Data about app and page elements
►

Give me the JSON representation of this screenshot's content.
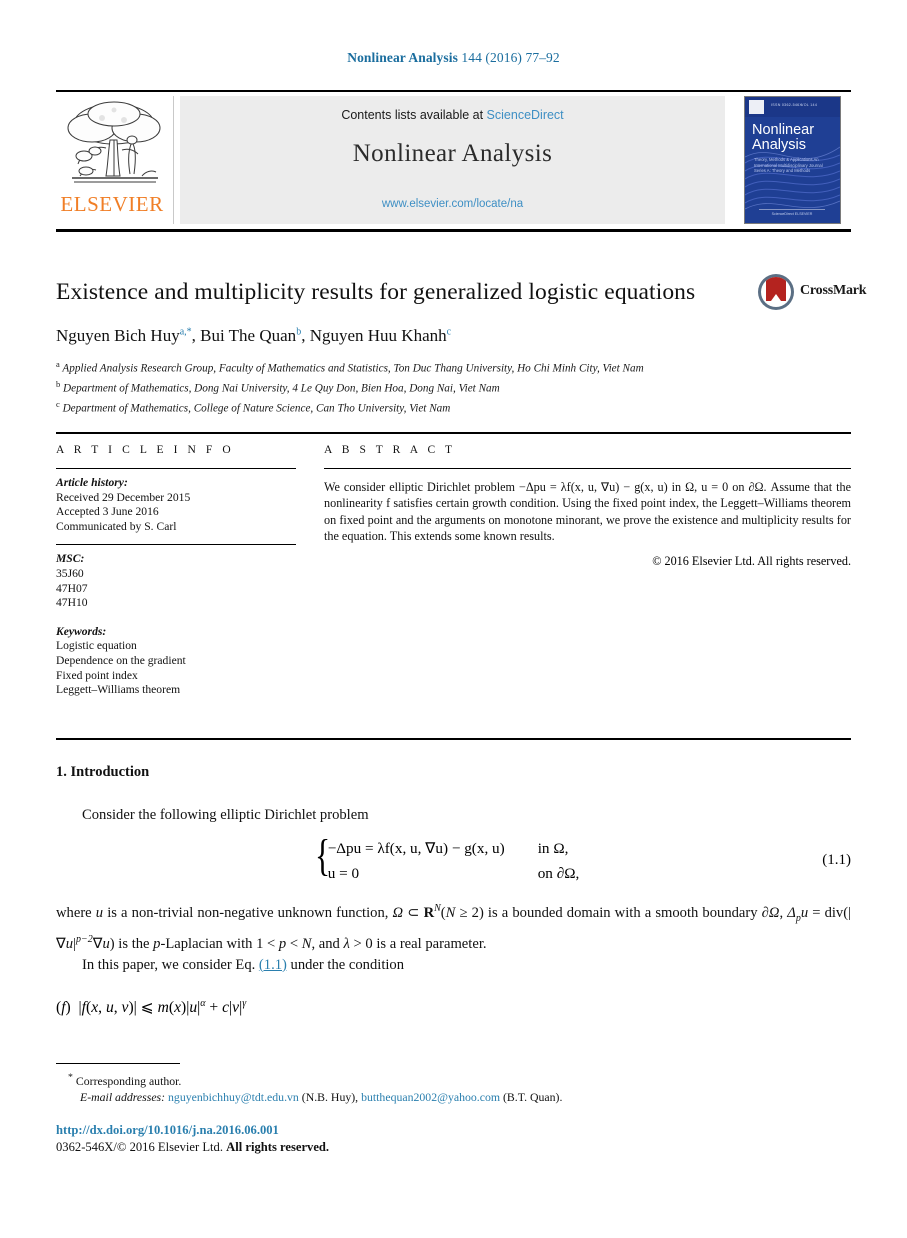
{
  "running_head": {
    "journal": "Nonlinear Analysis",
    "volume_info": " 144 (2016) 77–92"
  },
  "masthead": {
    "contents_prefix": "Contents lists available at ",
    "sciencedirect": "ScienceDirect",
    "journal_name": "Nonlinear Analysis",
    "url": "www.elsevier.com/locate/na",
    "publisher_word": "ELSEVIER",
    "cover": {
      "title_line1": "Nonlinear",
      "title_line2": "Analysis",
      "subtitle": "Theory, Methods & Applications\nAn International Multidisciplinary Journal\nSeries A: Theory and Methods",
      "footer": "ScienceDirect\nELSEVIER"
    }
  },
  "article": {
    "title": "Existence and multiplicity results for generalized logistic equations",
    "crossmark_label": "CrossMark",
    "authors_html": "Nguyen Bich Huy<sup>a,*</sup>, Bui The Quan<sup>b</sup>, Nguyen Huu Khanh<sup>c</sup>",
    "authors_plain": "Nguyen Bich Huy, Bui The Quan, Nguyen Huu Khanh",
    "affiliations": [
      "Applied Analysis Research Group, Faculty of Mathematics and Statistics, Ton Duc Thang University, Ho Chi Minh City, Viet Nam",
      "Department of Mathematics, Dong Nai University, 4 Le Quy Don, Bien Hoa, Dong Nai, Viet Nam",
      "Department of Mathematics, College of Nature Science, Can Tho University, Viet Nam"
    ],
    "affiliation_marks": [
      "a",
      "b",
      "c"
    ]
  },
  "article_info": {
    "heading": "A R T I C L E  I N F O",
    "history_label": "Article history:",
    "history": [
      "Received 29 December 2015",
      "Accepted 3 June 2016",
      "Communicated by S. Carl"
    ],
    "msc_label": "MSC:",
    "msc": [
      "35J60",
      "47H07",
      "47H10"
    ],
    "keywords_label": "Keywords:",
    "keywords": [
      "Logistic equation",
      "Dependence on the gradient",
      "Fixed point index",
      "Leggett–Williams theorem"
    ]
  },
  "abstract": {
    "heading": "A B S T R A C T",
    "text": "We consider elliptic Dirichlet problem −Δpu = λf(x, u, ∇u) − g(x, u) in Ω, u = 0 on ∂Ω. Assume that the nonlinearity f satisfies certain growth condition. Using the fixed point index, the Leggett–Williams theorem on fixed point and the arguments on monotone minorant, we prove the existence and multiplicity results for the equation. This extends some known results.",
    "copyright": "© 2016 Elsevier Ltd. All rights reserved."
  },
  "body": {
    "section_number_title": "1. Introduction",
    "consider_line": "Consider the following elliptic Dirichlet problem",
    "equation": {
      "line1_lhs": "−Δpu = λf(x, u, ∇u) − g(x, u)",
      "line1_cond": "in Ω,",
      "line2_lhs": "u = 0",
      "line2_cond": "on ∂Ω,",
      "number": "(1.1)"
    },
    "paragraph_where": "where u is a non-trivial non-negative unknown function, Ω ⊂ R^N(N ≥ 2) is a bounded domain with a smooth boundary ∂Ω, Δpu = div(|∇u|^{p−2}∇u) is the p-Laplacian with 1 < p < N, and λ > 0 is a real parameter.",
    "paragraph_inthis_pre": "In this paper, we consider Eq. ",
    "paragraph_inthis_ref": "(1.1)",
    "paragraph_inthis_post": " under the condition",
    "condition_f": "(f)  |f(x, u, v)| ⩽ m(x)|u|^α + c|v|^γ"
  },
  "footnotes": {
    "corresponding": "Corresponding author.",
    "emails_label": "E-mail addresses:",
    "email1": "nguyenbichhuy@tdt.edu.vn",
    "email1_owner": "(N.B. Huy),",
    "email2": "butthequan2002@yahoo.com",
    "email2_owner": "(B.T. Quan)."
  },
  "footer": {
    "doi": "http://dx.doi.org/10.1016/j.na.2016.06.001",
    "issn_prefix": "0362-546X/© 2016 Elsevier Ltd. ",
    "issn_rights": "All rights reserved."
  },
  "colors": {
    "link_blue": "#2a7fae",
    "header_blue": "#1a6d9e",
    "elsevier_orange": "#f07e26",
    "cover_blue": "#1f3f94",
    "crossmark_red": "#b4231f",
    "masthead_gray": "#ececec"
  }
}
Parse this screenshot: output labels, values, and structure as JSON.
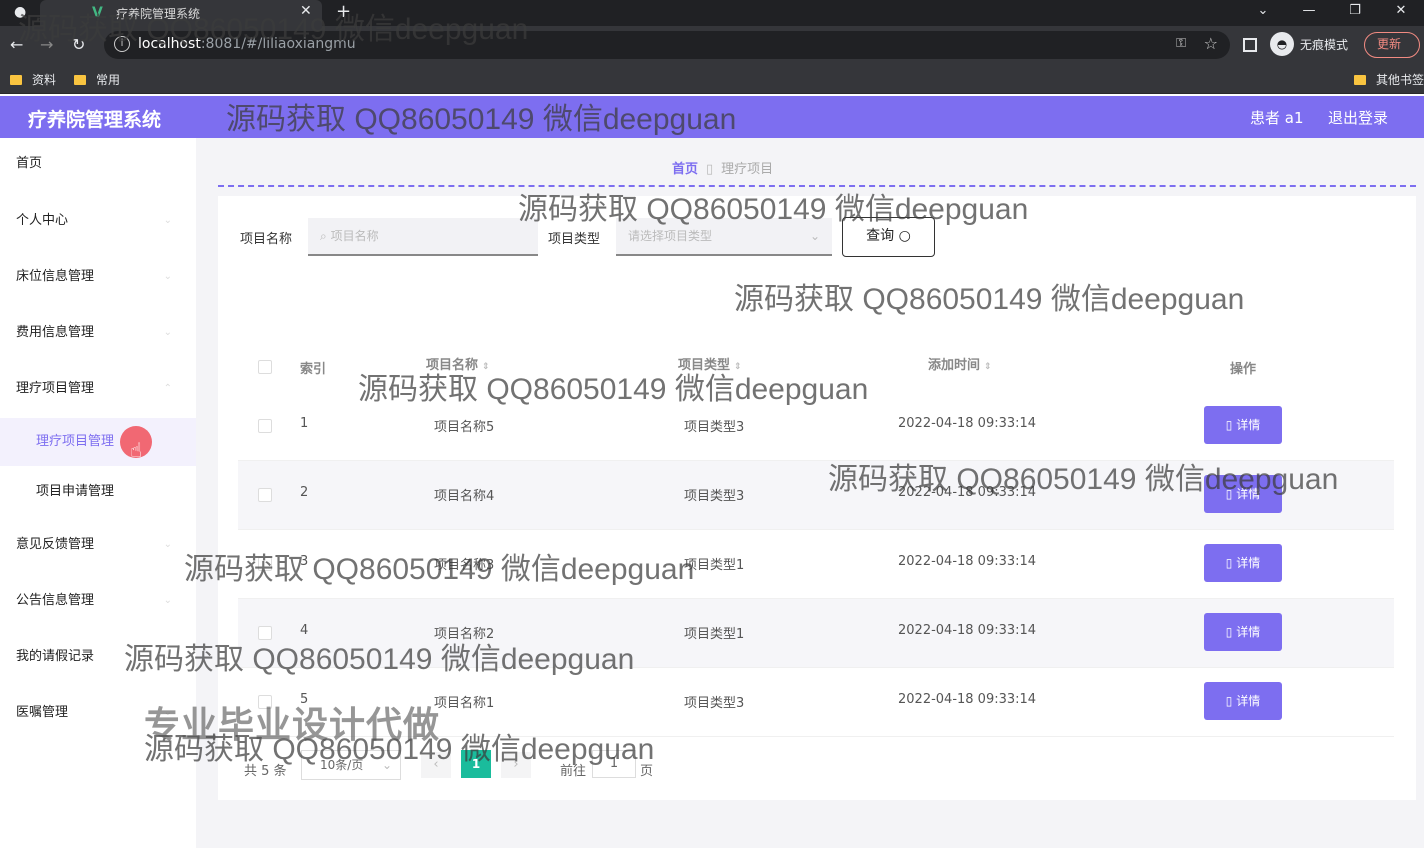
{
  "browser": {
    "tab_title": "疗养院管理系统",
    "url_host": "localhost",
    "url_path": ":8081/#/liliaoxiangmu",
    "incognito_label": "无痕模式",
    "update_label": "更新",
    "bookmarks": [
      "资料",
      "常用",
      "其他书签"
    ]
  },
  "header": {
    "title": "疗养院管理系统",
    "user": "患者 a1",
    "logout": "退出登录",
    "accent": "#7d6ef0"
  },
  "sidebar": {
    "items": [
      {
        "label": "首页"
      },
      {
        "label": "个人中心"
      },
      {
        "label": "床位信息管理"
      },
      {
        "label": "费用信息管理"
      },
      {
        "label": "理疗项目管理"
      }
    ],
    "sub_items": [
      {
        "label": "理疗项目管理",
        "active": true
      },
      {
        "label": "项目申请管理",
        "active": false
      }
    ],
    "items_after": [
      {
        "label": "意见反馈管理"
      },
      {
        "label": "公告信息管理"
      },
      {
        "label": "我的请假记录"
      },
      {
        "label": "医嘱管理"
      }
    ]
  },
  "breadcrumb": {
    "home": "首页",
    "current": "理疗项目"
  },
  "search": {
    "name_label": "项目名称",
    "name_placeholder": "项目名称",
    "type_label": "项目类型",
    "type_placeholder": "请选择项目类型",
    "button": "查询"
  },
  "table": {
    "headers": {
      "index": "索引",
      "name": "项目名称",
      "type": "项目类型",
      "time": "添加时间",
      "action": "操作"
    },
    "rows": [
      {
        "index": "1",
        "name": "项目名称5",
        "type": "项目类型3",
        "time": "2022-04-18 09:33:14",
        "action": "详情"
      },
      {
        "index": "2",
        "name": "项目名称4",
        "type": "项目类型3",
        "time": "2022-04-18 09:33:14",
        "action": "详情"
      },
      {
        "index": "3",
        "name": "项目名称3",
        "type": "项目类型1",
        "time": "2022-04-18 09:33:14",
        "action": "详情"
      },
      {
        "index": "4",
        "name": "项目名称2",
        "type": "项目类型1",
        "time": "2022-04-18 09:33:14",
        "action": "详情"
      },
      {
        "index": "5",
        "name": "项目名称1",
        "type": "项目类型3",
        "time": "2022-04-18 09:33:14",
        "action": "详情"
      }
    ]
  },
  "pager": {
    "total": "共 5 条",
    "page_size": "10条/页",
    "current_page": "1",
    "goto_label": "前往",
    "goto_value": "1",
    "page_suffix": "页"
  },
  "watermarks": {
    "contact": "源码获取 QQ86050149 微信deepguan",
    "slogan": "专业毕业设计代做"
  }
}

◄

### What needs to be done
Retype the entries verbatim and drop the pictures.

### Written answer
Give me the JSON representation of this screenshot's content.
{
  "running_head": {
    "journal": "Nonlinear Analysis",
    "volume_info": " 144 (2016) 77–92"
  },
  "masthead": {
    "contents_prefix": "Contents lists available at ",
    "sciencedirect": "ScienceDirect",
    "journal_name": "Nonlinear Analysis",
    "url": "www.elsevier.com/locate/na",
    "publisher_word": "ELSEVIER",
    "cover": {
      "title_line1": "Nonlinear",
      "title_line2": "Analysis",
      "subtitle": "Theory, Methods & Applications\nAn International Multidisciplinary Journal\nSeries A: Theory and Methods",
      "footer": "ScienceDirect\nELSEVIER"
    }
  },
  "article": {
    "title": "Existence and multiplicity results for generalized logistic equations",
    "crossmark_label": "CrossMark",
    "authors_html": "Nguyen Bich Huy<sup>a,*</sup>, Bui The Quan<sup>b</sup>, Nguyen Huu Khanh<sup>c</sup>",
    "authors_plain": "Nguyen Bich Huy, Bui The Quan, Nguyen Huu Khanh",
    "affiliations": [
      "Applied Analysis Research Group, Faculty of Mathematics and Statistics, Ton Duc Thang University, Ho Chi Minh City, Viet Nam",
      "Department of Mathematics, Dong Nai University, 4 Le Quy Don, Bien Hoa, Dong Nai, Viet Nam",
      "Department of Mathematics, College of Nature Science, Can Tho University, Viet Nam"
    ],
    "affiliation_marks": [
      "a",
      "b",
      "c"
    ]
  },
  "article_info": {
    "heading": "A R T I C L E  I N F O",
    "history_label": "Article history:",
    "history": [
      "Received 29 December 2015",
      "Accepted 3 June 2016",
      "Communicated by S. Carl"
    ],
    "msc_label": "MSC:",
    "msc": [
      "35J60",
      "47H07",
      "47H10"
    ],
    "keywords_label": "Keywords:",
    "keywords": [
      "Logistic equation",
      "Dependence on the gradient",
      "Fixed point index",
      "Leggett–Williams theorem"
    ]
  },
  "abstract": {
    "heading": "A B S T R A C T",
    "text": "We consider elliptic Dirichlet problem −Δpu = λf(x, u, ∇u) − g(x, u) in Ω, u = 0 on ∂Ω. Assume that the nonlinearity f satisfies certain growth condition. Using the fixed point index, the Leggett–Williams theorem on fixed point and the arguments on monotone minorant, we prove the existence and multiplicity results for the equation. This extends some known results.",
    "copyright": "© 2016 Elsevier Ltd. All rights reserved."
  },
  "body": {
    "section_number_title": "1. Introduction",
    "consider_line": "Consider the following elliptic Dirichlet problem",
    "equation": {
      "line1_lhs": "−Δpu = λf(x, u, ∇u) − g(x, u)",
      "line1_cond": "in Ω,",
      "line2_lhs": "u = 0",
      "line2_cond": "on ∂Ω,",
      "number": "(1.1)"
    },
    "paragraph_where": "where u is a non-trivial non-negative unknown function, Ω ⊂ R^N(N ≥ 2) is a bounded domain with a smooth boundary ∂Ω, Δpu = div(|∇u|^{p−2}∇u) is the p-Laplacian with 1 < p < N, and λ > 0 is a real parameter.",
    "paragraph_inthis_pre": "In this paper, we consider Eq. ",
    "paragraph_inthis_ref": "(1.1)",
    "paragraph_inthis_post": " under the condition",
    "condition_f": "(f)  |f(x, u, v)| ⩽ m(x)|u|^α + c|v|^γ"
  },
  "footnotes": {
    "corresponding": "Corresponding author.",
    "emails_label": "E-mail addresses:",
    "email1": "nguyenbichhuy@tdt.edu.vn",
    "email1_owner": "(N.B. Huy),",
    "email2": "butthequan2002@yahoo.com",
    "email2_owner": "(B.T. Quan)."
  },
  "footer": {
    "doi": "http://dx.doi.org/10.1016/j.na.2016.06.001",
    "issn_prefix": "0362-546X/© 2016 Elsevier Ltd. ",
    "issn_rights": "All rights reserved."
  },
  "colors": {
    "link_blue": "#2a7fae",
    "header_blue": "#1a6d9e",
    "elsevier_orange": "#f07e26",
    "cover_blue": "#1f3f94",
    "crossmark_red": "#b4231f",
    "masthead_gray": "#ececec"
  }
}
Parse this screenshot: output labels, values, and structure as JSON.
{
  "browser": {
    "tab_title": "疗养院管理系统",
    "url_host": "localhost",
    "url_path": ":8081/#/liliaoxiangmu",
    "incognito_label": "无痕模式",
    "update_label": "更新",
    "bookmarks": [
      "资料",
      "常用",
      "其他书签"
    ]
  },
  "header": {
    "title": "疗养院管理系统",
    "user": "患者 a1",
    "logout": "退出登录",
    "accent": "#7d6ef0"
  },
  "sidebar": {
    "items": [
      {
        "label": "首页"
      },
      {
        "label": "个人中心"
      },
      {
        "label": "床位信息管理"
      },
      {
        "label": "费用信息管理"
      },
      {
        "label": "理疗项目管理"
      }
    ],
    "sub_items": [
      {
        "label": "理疗项目管理",
        "active": true
      },
      {
        "label": "项目申请管理",
        "active": false
      }
    ],
    "items_after": [
      {
        "label": "意见反馈管理"
      },
      {
        "label": "公告信息管理"
      },
      {
        "label": "我的请假记录"
      },
      {
        "label": "医嘱管理"
      }
    ]
  },
  "breadcrumb": {
    "home": "首页",
    "current": "理疗项目"
  },
  "search": {
    "name_label": "项目名称",
    "name_placeholder": "项目名称",
    "type_label": "项目类型",
    "type_placeholder": "请选择项目类型",
    "button": "查询"
  },
  "table": {
    "headers": {
      "index": "索引",
      "name": "项目名称",
      "type": "项目类型",
      "time": "添加时间",
      "action": "操作"
    },
    "rows": [
      {
        "index": "1",
        "name": "项目名称5",
        "type": "项目类型3",
        "time": "2022-04-18 09:33:14",
        "action": "详情"
      },
      {
        "index": "2",
        "name": "项目名称4",
        "type": "项目类型3",
        "time": "2022-04-18 09:33:14",
        "action": "详情"
      },
      {
        "index": "3",
        "name": "项目名称3",
        "type": "项目类型1",
        "time": "2022-04-18 09:33:14",
        "action": "详情"
      },
      {
        "index": "4",
        "name": "项目名称2",
        "type": "项目类型1",
        "time": "2022-04-18 09:33:14",
        "action": "详情"
      },
      {
        "index": "5",
        "name": "项目名称1",
        "type": "项目类型3",
        "time": "2022-04-18 09:33:14",
        "action": "详情"
      }
    ]
  },
  "pager": {
    "total": "共 5 条",
    "page_size": "10条/页",
    "current_page": "1",
    "goto_label": "前往",
    "goto_value": "1",
    "page_suffix": "页"
  },
  "watermarks": {
    "contact": "源码获取 QQ86050149 微信deepguan",
    "slogan": "专业毕业设计代做"
  }
}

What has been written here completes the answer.